Those reasons are exactly what drove Lorick to pursue the national holiday designation and a nationally registered trademark, both of which he has accomplished. Of course, they are also what helped turn the hobby into a business.

According to Lorick, Tailgating Challenge has only recently begun to turn a profit, which was mostly by design.

He stressed a need to establish a brand and a solid reputation. Otherwise, Tailgating Challenge might not be taken seriously while bouncing around from tailgate to tailgate testing everything from motorized coolers to belt-buckle beer can holders or even specialized cornhole boards.

"Now it is more of a marketing, ambassador, influencer-style business where I can help market and show off products for companies and do reviews for them to help with crowdfunding and Kickstarter," Lorick said. "I really just help do promotions for companies, especially this time of the year and for those who were looking to get in front of that outdoor and tailgating market."

Currently, Lorick's Tailgating Challenge has over 187,000 Facebook likes, 23,200 Twitter followers and another 29,600 follows on Instagram.

The numbers are still a little shocking to say aloud, he admitted.

"Facebook was where I started to roll everything out on and where it really started," Lorick said. "Then I started to do the other programs to get a little more traction because it's always good to diversify. But I had zero clue that it would ever take off to this extent.

"I know there are still far bigger pages and sites than mine out there, but for me to sort of still be doing it by myself and hold down a regular during the day and just managing this on the side, it is definitely gotten bigger than what I anticipated."

Yes, Lorick still drives five days a week from Waxahachie to Richardson for his day job. Saturdays, though, those are for the parking lots around football stadiums.

He has also enlisted the helped of a few neighbors in the Katy Lake subdivision, specifically Michael "Sketchy" Graf and Larry Dollus, who both help Lorick film the videos he posts to social media. Of course, he also passed praise to his wife, Meredith, for her continued support.

A few products that he's recently tested that standout includes the motorized cooler (think electric scooter but with a cold drink compartment) and the remote-controlled cooler — complete with speakers, headlights and more.
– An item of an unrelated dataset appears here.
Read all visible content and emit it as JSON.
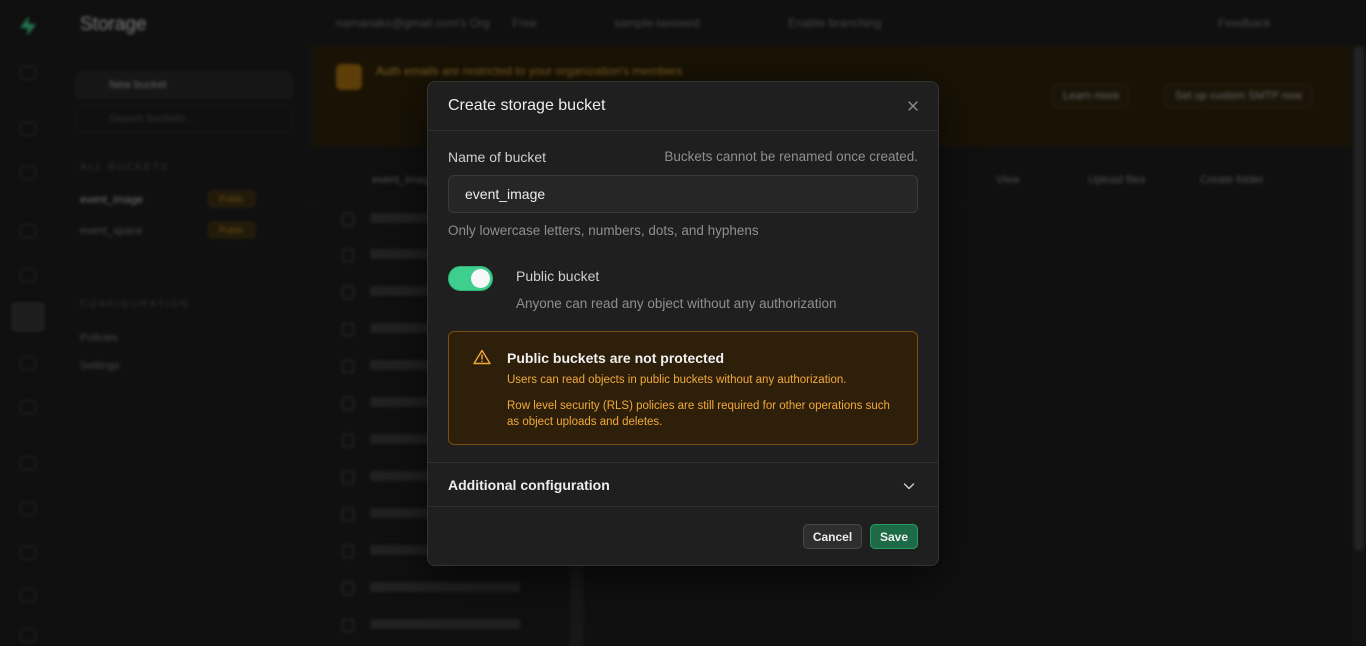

"Those are probably the two that everyone has seemed to enjoy the most over the years," Lorick said. He also detailed a 'warped hole' set that turns the traditional cornhole game on its head. "It is just like corn hole, but the boards are literally warped so there is a wave in the boards and it requires a whole different skillset that you need to bring."

For anyone curious at home, cornhole — the regular-style with either one, three or five holes — is still Lorick's tailgating game of choice. He has also recently reviewed a lawn chair that converts into a cornhole board.

As for National Tailgating Day, Lorick said he is always thrilled to see it roll back around because it gives him another opportunity to share his passion with friends, family and tailgaters everywhere.

"I'm always very excited because I am very passionate about it," said Lorick, who had to skip out on a traditional football-parking-lot tailgate in 2018 to attend a traditional wedding in South Carolina. Lorick graduated from the University of South Carolina, which is also where he attended his first tailgate as a child.

He added, "I'm always telling people to use #NationalTailgatingDay if they are doing any fun stuff this weekend and we will respond to it, give them shout outs and post some of the best ones just so we can show off how people are living it up."

If anyone wants to interact with Lorick and Tailgating Challenge, he encourages tailgaters to reach out on Facebook at, Twitter at or Instagram at

"I'm really passionate about it, and I know that we are in Texas, so I know they were other folks who are pumped up for college football and NFL football," he said. "We are just ready to get this thing going."